**EXERCISE OBJECTIVE:** Tally the lines in the data below where the word "know" appears, and give the tally alone.
[Start of section]
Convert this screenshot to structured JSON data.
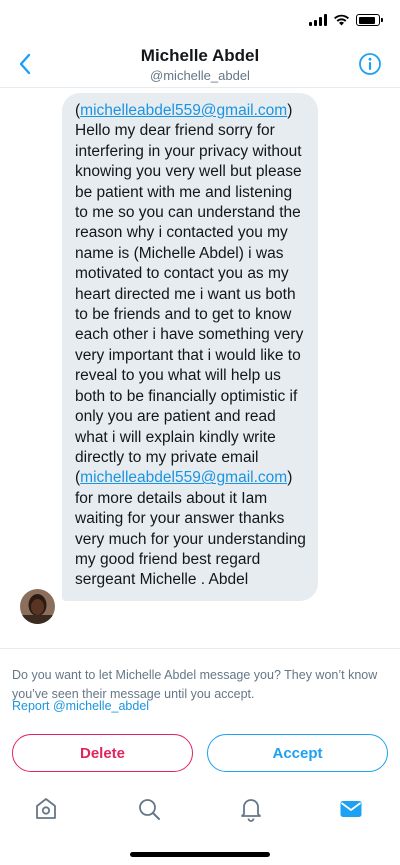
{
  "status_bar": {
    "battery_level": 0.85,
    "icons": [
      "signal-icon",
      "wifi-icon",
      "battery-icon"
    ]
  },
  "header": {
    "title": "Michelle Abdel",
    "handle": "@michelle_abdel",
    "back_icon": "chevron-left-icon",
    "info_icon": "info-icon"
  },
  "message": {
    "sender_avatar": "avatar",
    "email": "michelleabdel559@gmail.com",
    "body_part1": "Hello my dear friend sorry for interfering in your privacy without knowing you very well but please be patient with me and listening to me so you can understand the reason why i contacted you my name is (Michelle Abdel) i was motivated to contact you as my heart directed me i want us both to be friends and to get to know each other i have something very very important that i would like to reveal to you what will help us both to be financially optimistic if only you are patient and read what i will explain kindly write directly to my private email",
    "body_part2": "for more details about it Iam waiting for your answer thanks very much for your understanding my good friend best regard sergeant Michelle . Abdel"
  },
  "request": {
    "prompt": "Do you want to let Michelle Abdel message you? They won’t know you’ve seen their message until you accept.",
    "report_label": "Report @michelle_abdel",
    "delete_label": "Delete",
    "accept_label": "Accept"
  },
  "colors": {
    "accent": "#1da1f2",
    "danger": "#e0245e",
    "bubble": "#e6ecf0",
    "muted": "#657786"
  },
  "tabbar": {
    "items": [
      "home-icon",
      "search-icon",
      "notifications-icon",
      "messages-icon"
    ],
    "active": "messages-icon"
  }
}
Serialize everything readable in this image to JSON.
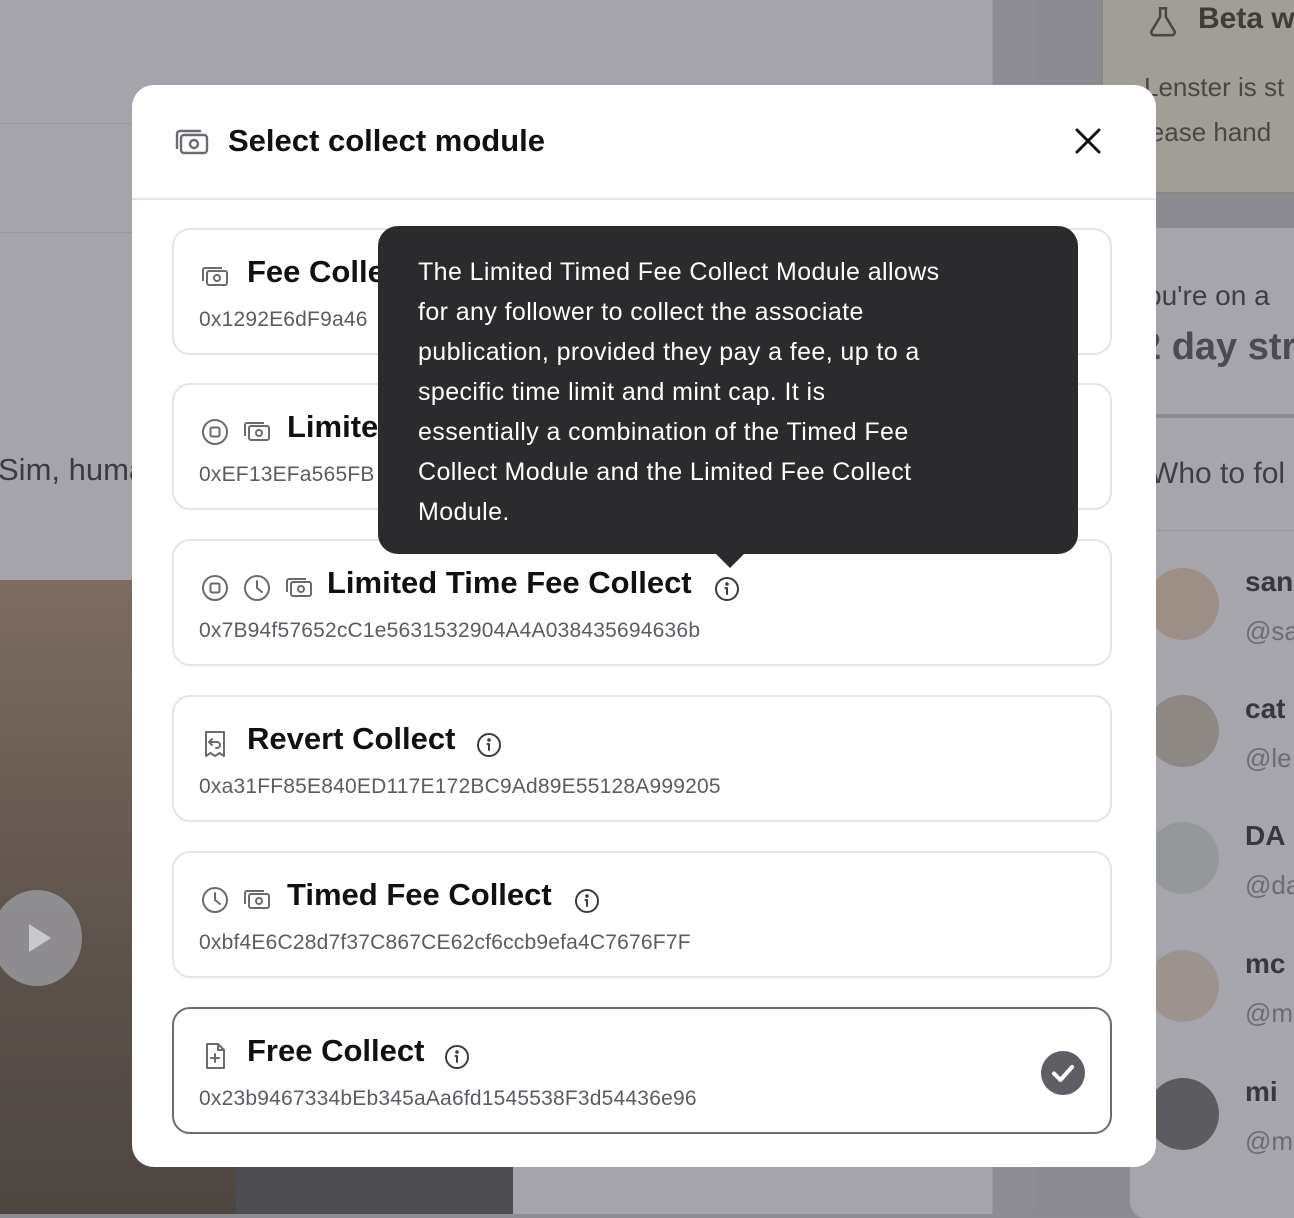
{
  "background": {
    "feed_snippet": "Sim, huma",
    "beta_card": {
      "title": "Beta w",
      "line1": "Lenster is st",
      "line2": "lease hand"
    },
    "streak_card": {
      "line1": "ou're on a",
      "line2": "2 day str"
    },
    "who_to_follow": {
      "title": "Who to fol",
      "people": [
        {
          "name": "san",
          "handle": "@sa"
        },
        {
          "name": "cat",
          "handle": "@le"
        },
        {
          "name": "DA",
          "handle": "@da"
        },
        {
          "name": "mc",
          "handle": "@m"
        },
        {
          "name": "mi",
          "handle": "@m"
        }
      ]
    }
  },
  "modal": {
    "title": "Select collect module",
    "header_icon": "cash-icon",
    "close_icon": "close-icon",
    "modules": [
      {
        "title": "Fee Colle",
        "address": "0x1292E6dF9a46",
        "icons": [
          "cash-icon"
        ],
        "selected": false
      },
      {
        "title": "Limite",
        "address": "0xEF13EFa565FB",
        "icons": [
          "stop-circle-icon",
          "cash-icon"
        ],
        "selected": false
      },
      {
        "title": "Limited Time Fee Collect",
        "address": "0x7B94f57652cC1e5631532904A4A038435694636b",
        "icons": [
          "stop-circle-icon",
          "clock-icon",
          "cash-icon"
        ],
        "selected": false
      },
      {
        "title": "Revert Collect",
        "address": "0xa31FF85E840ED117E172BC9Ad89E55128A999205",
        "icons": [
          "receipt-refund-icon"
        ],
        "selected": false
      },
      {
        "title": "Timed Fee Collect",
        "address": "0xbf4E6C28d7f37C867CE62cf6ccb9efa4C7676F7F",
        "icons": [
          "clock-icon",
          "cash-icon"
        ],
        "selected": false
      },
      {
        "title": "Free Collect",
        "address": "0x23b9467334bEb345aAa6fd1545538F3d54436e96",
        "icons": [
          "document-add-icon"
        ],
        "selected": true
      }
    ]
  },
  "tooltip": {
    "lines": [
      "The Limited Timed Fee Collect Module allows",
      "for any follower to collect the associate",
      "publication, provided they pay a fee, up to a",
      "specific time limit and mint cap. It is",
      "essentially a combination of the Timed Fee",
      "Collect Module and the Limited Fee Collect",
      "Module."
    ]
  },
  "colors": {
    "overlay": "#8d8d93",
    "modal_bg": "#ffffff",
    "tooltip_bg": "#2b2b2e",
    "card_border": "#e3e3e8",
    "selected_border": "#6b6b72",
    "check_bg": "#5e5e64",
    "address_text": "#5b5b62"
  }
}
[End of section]
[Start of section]
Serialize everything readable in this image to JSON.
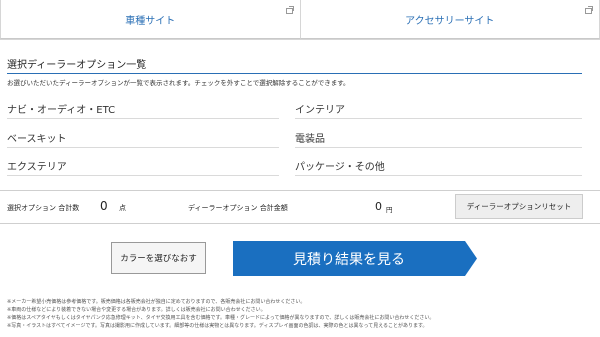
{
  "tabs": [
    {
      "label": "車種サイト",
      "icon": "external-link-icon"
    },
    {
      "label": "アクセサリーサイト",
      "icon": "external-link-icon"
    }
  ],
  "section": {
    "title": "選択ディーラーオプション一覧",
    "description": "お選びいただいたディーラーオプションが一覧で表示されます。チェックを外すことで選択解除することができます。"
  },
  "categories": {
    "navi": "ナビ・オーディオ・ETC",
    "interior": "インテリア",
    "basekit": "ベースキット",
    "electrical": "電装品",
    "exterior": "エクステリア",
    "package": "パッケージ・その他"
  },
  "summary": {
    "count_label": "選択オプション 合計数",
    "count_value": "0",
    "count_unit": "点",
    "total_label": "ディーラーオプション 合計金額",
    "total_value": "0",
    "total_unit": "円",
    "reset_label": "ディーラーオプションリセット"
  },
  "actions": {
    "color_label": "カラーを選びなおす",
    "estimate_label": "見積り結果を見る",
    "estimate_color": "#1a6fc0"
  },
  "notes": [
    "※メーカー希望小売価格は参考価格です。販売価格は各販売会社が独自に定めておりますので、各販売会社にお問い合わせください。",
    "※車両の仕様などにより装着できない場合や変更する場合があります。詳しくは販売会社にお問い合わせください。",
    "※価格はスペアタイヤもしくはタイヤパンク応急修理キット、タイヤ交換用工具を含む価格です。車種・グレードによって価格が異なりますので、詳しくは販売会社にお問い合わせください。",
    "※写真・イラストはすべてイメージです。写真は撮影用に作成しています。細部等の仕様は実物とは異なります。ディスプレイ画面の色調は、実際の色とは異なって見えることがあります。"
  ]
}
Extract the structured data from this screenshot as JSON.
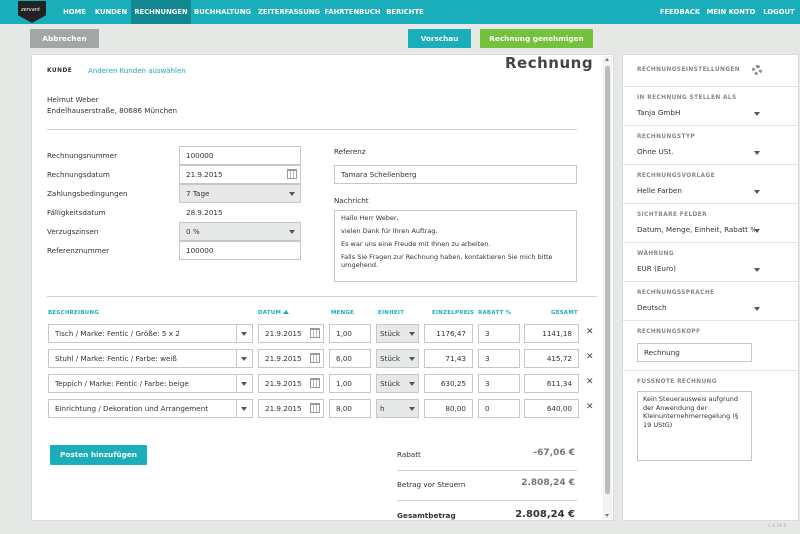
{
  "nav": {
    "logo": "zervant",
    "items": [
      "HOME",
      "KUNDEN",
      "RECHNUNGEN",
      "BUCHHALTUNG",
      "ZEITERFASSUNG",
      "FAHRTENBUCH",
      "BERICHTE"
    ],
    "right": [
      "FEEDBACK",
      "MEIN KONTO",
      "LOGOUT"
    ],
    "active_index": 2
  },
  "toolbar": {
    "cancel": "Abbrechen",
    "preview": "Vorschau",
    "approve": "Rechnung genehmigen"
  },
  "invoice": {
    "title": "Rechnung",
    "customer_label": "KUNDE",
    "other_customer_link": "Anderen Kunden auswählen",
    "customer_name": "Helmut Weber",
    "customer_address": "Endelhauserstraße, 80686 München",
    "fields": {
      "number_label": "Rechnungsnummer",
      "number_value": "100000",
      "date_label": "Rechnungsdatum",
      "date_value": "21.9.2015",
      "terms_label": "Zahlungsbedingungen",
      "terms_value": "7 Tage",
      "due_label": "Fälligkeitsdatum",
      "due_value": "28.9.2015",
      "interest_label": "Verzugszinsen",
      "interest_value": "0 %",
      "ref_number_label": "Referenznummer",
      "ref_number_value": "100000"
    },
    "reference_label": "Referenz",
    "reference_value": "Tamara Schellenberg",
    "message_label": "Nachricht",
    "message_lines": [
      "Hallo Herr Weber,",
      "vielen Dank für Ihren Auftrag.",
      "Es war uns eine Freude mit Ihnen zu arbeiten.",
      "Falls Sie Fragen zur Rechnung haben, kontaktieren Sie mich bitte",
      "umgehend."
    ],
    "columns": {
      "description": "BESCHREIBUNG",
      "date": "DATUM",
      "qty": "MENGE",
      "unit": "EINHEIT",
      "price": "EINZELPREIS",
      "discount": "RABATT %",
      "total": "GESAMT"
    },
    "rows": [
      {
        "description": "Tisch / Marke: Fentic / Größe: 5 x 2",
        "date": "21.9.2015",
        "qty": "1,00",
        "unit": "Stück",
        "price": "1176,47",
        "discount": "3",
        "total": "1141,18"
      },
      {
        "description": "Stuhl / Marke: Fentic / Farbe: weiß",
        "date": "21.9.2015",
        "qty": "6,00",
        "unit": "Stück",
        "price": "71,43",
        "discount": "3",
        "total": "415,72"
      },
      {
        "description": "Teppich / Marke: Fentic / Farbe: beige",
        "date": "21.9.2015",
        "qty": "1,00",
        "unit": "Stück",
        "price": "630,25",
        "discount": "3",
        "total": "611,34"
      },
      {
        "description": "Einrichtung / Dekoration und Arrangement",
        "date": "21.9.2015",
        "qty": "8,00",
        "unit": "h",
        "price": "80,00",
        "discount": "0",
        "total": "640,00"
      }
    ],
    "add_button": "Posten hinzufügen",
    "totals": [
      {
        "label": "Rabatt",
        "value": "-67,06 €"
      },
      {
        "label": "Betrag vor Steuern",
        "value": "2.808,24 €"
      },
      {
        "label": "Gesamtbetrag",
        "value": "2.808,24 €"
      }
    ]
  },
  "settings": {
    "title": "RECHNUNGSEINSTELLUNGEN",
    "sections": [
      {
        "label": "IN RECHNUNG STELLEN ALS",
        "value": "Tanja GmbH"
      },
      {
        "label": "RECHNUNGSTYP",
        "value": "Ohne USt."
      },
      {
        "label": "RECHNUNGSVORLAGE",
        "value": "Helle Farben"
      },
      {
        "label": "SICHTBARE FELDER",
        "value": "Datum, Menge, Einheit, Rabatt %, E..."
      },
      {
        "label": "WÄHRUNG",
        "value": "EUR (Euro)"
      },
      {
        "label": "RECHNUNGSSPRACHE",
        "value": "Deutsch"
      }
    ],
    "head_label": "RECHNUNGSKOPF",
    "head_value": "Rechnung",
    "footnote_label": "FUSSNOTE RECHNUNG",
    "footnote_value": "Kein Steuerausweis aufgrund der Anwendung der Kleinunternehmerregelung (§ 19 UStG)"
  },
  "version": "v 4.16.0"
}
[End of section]
**EXPECTED ANSWER:** 2